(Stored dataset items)
--------

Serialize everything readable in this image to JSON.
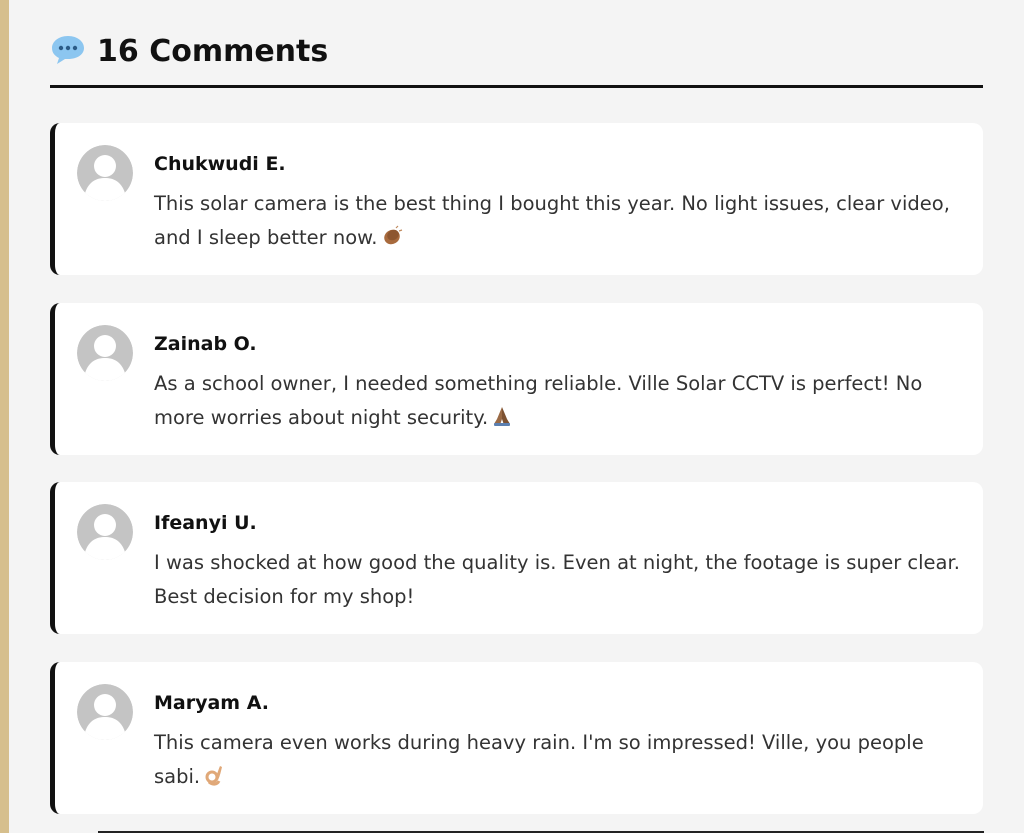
{
  "header": {
    "icon": "speech-bubble-icon",
    "title": "16 Comments"
  },
  "colors": {
    "accent_strip": "#d6bf8d",
    "card_border": "#111111",
    "avatar": "#c4c4c4",
    "bubble": "#8cc6f0"
  },
  "comments": [
    {
      "author": "Chukwudi E.",
      "text": "This solar camera is the best thing I bought this year. No light issues, clear video, and I sleep better now.",
      "emoji": "clapping-hands-icon"
    },
    {
      "author": "Zainab O.",
      "text": "As a school owner, I needed something reliable. Ville Solar CCTV is perfect! No more worries about night security.",
      "emoji": "folded-hands-icon"
    },
    {
      "author": "Ifeanyi U.",
      "text": "I was shocked at how good the quality is. Even at night, the footage is super clear. Best decision for my shop!",
      "emoji": ""
    },
    {
      "author": "Maryam A.",
      "text": "This camera even works during heavy rain. I'm so impressed! Ville, you people sabi.",
      "emoji": "ok-hand-icon"
    }
  ]
}
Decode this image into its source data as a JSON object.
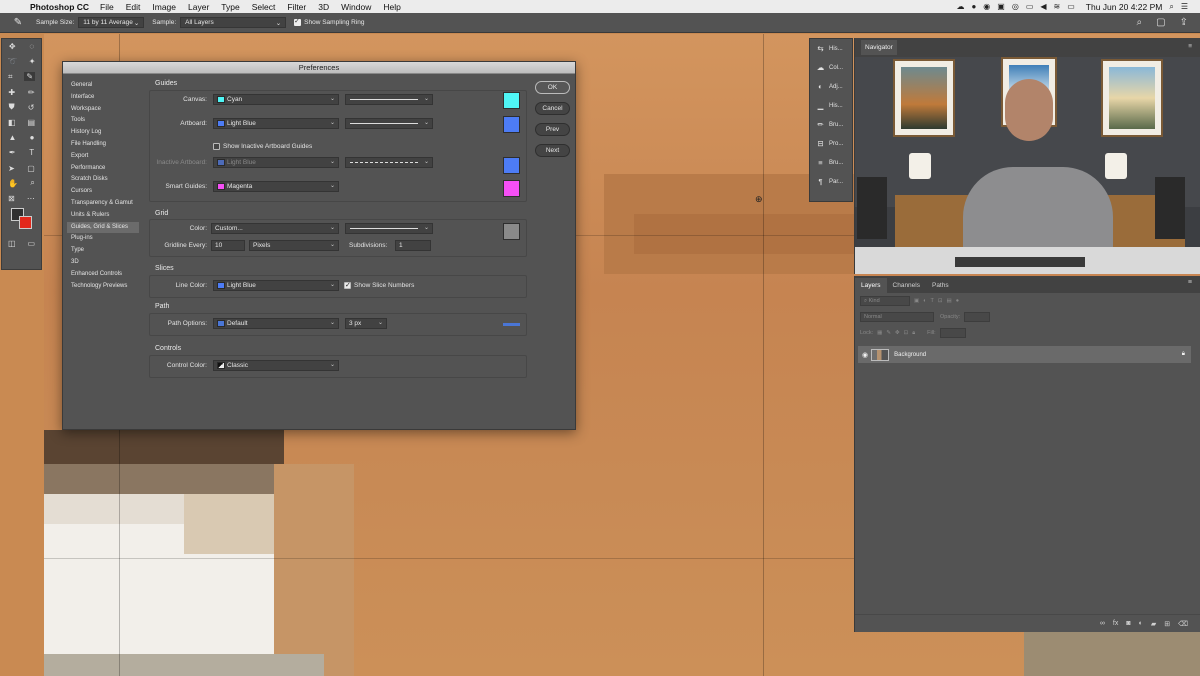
{
  "menubar": {
    "app": "Photoshop CC",
    "items": [
      "File",
      "Edit",
      "Image",
      "Layer",
      "Type",
      "Select",
      "Filter",
      "3D",
      "Window",
      "Help"
    ],
    "clock": "Thu Jun 20  4:22 PM"
  },
  "optionsbar": {
    "sample_size_label": "Sample Size:",
    "sample_size_value": "11 by 11 Average",
    "sample_label": "Sample:",
    "sample_value": "All Layers",
    "show_ring_label": "Show Sampling Ring"
  },
  "dialog": {
    "title": "Preferences",
    "nav": [
      "General",
      "Interface",
      "Workspace",
      "Tools",
      "History Log",
      "File Handling",
      "Export",
      "Performance",
      "Scratch Disks",
      "Cursors",
      "Transparency & Gamut",
      "Units & Rulers",
      "Guides, Grid & Slices",
      "Plug-ins",
      "Type",
      "3D",
      "Enhanced Controls",
      "Technology Previews"
    ],
    "active_nav": 12,
    "buttons": {
      "ok": "OK",
      "cancel": "Cancel",
      "prev": "Prev",
      "next": "Next"
    },
    "guides": {
      "title": "Guides",
      "canvas_label": "Canvas:",
      "canvas_value": "Cyan",
      "canvas_color": "#4ff5f5",
      "artboard_label": "Artboard:",
      "artboard_value": "Light Blue",
      "artboard_color": "#4d7cf5",
      "show_inactive_label": "Show Inactive Artboard Guides",
      "inactive_label": "Inactive Artboard:",
      "inactive_value": "Light Blue",
      "smart_label": "Smart Guides:",
      "smart_value": "Magenta",
      "smart_color": "#f54ff5"
    },
    "grid": {
      "title": "Grid",
      "color_label": "Color:",
      "color_value": "Custom...",
      "color_swatch": "#8a8a8a",
      "every_label": "Gridline Every:",
      "every_value": "10",
      "units_value": "Pixels",
      "subdiv_label": "Subdivisions:",
      "subdiv_value": "1"
    },
    "slices": {
      "title": "Slices",
      "line_label": "Line Color:",
      "line_value": "Light Blue",
      "numbers_label": "Show Slice Numbers"
    },
    "path": {
      "title": "Path",
      "options_label": "Path Options:",
      "options_value": "Default",
      "width_value": "3 px",
      "path_color": "#4a76d6"
    },
    "controls": {
      "title": "Controls",
      "color_label": "Control Color:",
      "color_value": "Classic"
    }
  },
  "strip": [
    "His...",
    "Col...",
    "Adj...",
    "His...",
    "Bru...",
    "Pro...",
    "Bru...",
    "Par..."
  ],
  "navigator": {
    "title": "Navigator"
  },
  "layers": {
    "tabs": [
      "Layers",
      "Channels",
      "Paths"
    ],
    "kind_placeholder": "Kind",
    "blend_mode": "Normal",
    "opacity_label": "Opacity:",
    "lock_label": "Lock:",
    "fill_label": "Fill:",
    "layer_name": "Background"
  }
}
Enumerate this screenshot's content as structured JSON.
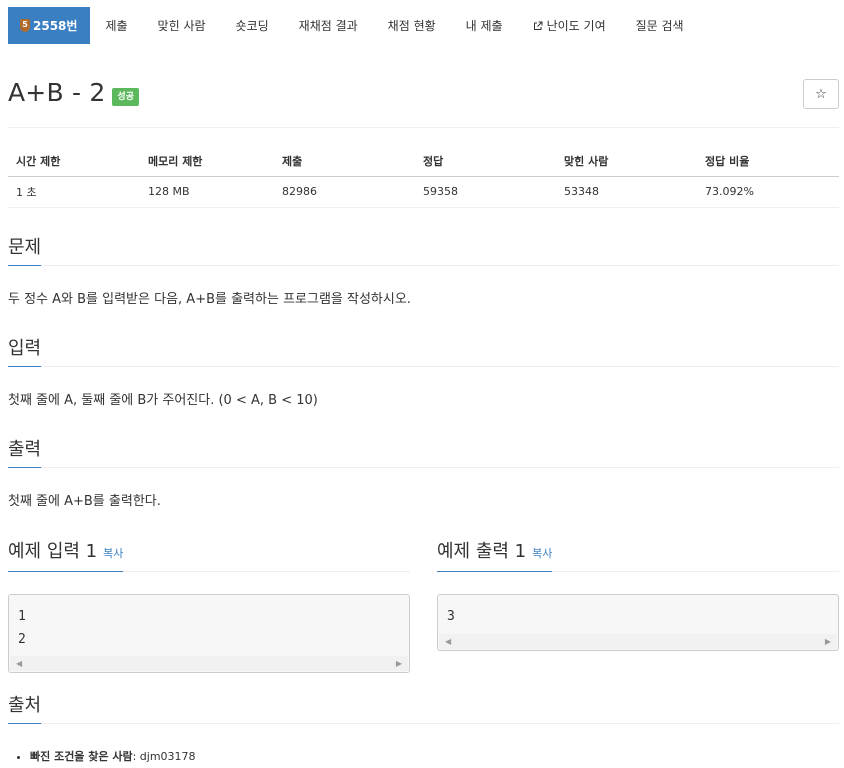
{
  "nav": {
    "problem_number": "2558번",
    "badge_level": "5",
    "items": [
      "제출",
      "맞힌 사람",
      "숏코딩",
      "재채점 결과",
      "채점 현황",
      "내 제출",
      "난이도 기여",
      "질문 검색"
    ]
  },
  "problem": {
    "title": "A+B - 2",
    "status": "성공",
    "star_icon": "☆"
  },
  "info_table": {
    "headers": [
      "시간 제한",
      "메모리 제한",
      "제출",
      "정답",
      "맞힌 사람",
      "정답 비율"
    ],
    "values": [
      "1 초",
      "128 MB",
      "82986",
      "59358",
      "53348",
      "73.092%"
    ]
  },
  "sections": {
    "description": {
      "heading": "문제",
      "text": "두 정수 A와 B를 입력받은 다음, A+B를 출력하는 프로그램을 작성하시오."
    },
    "input": {
      "heading": "입력",
      "text": "첫째 줄에 A, 둘째 줄에 B가 주어진다. (0 < A, B < 10)"
    },
    "output": {
      "heading": "출력",
      "text": "첫째 줄에 A+B를 출력한다."
    },
    "sample_input": {
      "heading": "예제 입력 1",
      "copy": "복사",
      "code": "1\n2"
    },
    "sample_output": {
      "heading": "예제 출력 1",
      "copy": "복사",
      "code": "3"
    },
    "source": {
      "heading": "출처",
      "label": "빠진 조건을 찾은 사람",
      "value": ": djm03178"
    }
  },
  "colors": {
    "accent": "#3a7fc1",
    "success": "#5cb85c",
    "badge": "#b06a2c"
  }
}
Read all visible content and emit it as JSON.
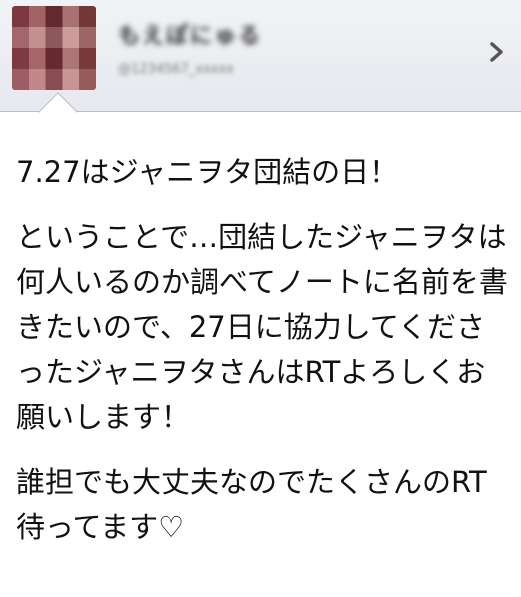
{
  "author": {
    "display_name": "もえぽにゅる",
    "handle": "@1234567_xxxxx"
  },
  "icons": {
    "chevron": "chevron-right-icon",
    "avatar": "avatar-image"
  },
  "tweet": {
    "paragraph_1": "7.27はジャニヲタ団結の日！",
    "paragraph_2": "ということで…団結したジャニヲタは何人いるのか調べてノートに名前を書きたいので、27日に協力してくださったジャニヲタさんはRTよろしくお願いします！",
    "paragraph_3": "誰担でも大丈夫なのでたくさんのRT待ってます♡"
  }
}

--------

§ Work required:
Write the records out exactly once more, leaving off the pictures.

§ Response area:
Serialize everything readable in this image to JSON.
{
  "header": {
    "icon": "speech-bubble-icon",
    "title": "16 Comments"
  },
  "colors": {
    "accent_strip": "#d6bf8d",
    "card_border": "#111111",
    "avatar": "#c4c4c4",
    "bubble": "#8cc6f0"
  },
  "comments": [
    {
      "author": "Chukwudi E.",
      "text": "This solar camera is the best thing I bought this year. No light issues, clear video, and I sleep better now.",
      "emoji": "clapping-hands-icon"
    },
    {
      "author": "Zainab O.",
      "text": "As a school owner, I needed something reliable. Ville Solar CCTV is perfect! No more worries about night security.",
      "emoji": "folded-hands-icon"
    },
    {
      "author": "Ifeanyi U.",
      "text": "I was shocked at how good the quality is. Even at night, the footage is super clear. Best decision for my shop!",
      "emoji": ""
    },
    {
      "author": "Maryam A.",
      "text": "This camera even works during heavy rain. I'm so impressed! Ville, you people sabi.",
      "emoji": "ok-hand-icon"
    }
  ]
}
Decode this image into its source data as a JSON object.
{
  "menubar": {
    "app": "Photoshop CC",
    "items": [
      "File",
      "Edit",
      "Image",
      "Layer",
      "Type",
      "Select",
      "Filter",
      "3D",
      "Window",
      "Help"
    ],
    "clock": "Thu Jun 20  4:22 PM"
  },
  "optionsbar": {
    "sample_size_label": "Sample Size:",
    "sample_size_value": "11 by 11 Average",
    "sample_label": "Sample:",
    "sample_value": "All Layers",
    "show_ring_label": "Show Sampling Ring"
  },
  "dialog": {
    "title": "Preferences",
    "nav": [
      "General",
      "Interface",
      "Workspace",
      "Tools",
      "History Log",
      "File Handling",
      "Export",
      "Performance",
      "Scratch Disks",
      "Cursors",
      "Transparency & Gamut",
      "Units & Rulers",
      "Guides, Grid & Slices",
      "Plug-ins",
      "Type",
      "3D",
      "Enhanced Controls",
      "Technology Previews"
    ],
    "active_nav": 12,
    "buttons": {
      "ok": "OK",
      "cancel": "Cancel",
      "prev": "Prev",
      "next": "Next"
    },
    "guides": {
      "title": "Guides",
      "canvas_label": "Canvas:",
      "canvas_value": "Cyan",
      "canvas_color": "#4ff5f5",
      "artboard_label": "Artboard:",
      "artboard_value": "Light Blue",
      "artboard_color": "#4d7cf5",
      "show_inactive_label": "Show Inactive Artboard Guides",
      "inactive_label": "Inactive Artboard:",
      "inactive_value": "Light Blue",
      "smart_label": "Smart Guides:",
      "smart_value": "Magenta",
      "smart_color": "#f54ff5"
    },
    "grid": {
      "title": "Grid",
      "color_label": "Color:",
      "color_value": "Custom...",
      "color_swatch": "#8a8a8a",
      "every_label": "Gridline Every:",
      "every_value": "10",
      "units_value": "Pixels",
      "subdiv_label": "Subdivisions:",
      "subdiv_value": "1"
    },
    "slices": {
      "title": "Slices",
      "line_label": "Line Color:",
      "line_value": "Light Blue",
      "numbers_label": "Show Slice Numbers"
    },
    "path": {
      "title": "Path",
      "options_label": "Path Options:",
      "options_value": "Default",
      "width_value": "3 px",
      "path_color": "#4a76d6"
    },
    "controls": {
      "title": "Controls",
      "color_label": "Control Color:",
      "color_value": "Classic"
    }
  },
  "strip": [
    "His...",
    "Col...",
    "Adj...",
    "His...",
    "Bru...",
    "Pro...",
    "Bru...",
    "Par..."
  ],
  "navigator": {
    "title": "Navigator"
  },
  "layers": {
    "tabs": [
      "Layers",
      "Channels",
      "Paths"
    ],
    "kind_placeholder": "Kind",
    "blend_mode": "Normal",
    "opacity_label": "Opacity:",
    "lock_label": "Lock:",
    "fill_label": "Fill:",
    "layer_name": "Background"
  }
}
Enumerate this screenshot's content as structured JSON.
{
  "nav": {
    "problem_number": "2558번",
    "badge_level": "5",
    "items": [
      "제출",
      "맞힌 사람",
      "숏코딩",
      "재채점 결과",
      "채점 현황",
      "내 제출",
      "난이도 기여",
      "질문 검색"
    ]
  },
  "problem": {
    "title": "A+B - 2",
    "status": "성공",
    "star_icon": "☆"
  },
  "info_table": {
    "headers": [
      "시간 제한",
      "메모리 제한",
      "제출",
      "정답",
      "맞힌 사람",
      "정답 비율"
    ],
    "values": [
      "1 초",
      "128 MB",
      "82986",
      "59358",
      "53348",
      "73.092%"
    ]
  },
  "sections": {
    "description": {
      "heading": "문제",
      "text": "두 정수 A와 B를 입력받은 다음, A+B를 출력하는 프로그램을 작성하시오."
    },
    "input": {
      "heading": "입력",
      "text": "첫째 줄에 A, 둘째 줄에 B가 주어진다. (0 < A, B < 10)"
    },
    "output": {
      "heading": "출력",
      "text": "첫째 줄에 A+B를 출력한다."
    },
    "sample_input": {
      "heading": "예제 입력 1",
      "copy": "복사",
      "code": "1\n2"
    },
    "sample_output": {
      "heading": "예제 출력 1",
      "copy": "복사",
      "code": "3"
    },
    "source": {
      "heading": "출처",
      "label": "빠진 조건을 찾은 사람",
      "value": ": djm03178"
    }
  },
  "colors": {
    "accent": "#3a7fc1",
    "success": "#5cb85c",
    "badge": "#b06a2c"
  }
}
Read all visible content and emit it as JSON.
{
  "author": {
    "display_name": "もえぽにゅる",
    "handle": "@1234567_xxxxx"
  },
  "icons": {
    "chevron": "chevron-right-icon",
    "avatar": "avatar-image"
  },
  "tweet": {
    "paragraph_1": "7.27はジャニヲタ団結の日！",
    "paragraph_2": "ということで…団結したジャニヲタは何人いるのか調べてノートに名前を書きたいので、27日に協力してくださったジャニヲタさんはRTよろしくお願いします！",
    "paragraph_3": "誰担でも大丈夫なのでたくさんのRT待ってます♡"
  }
}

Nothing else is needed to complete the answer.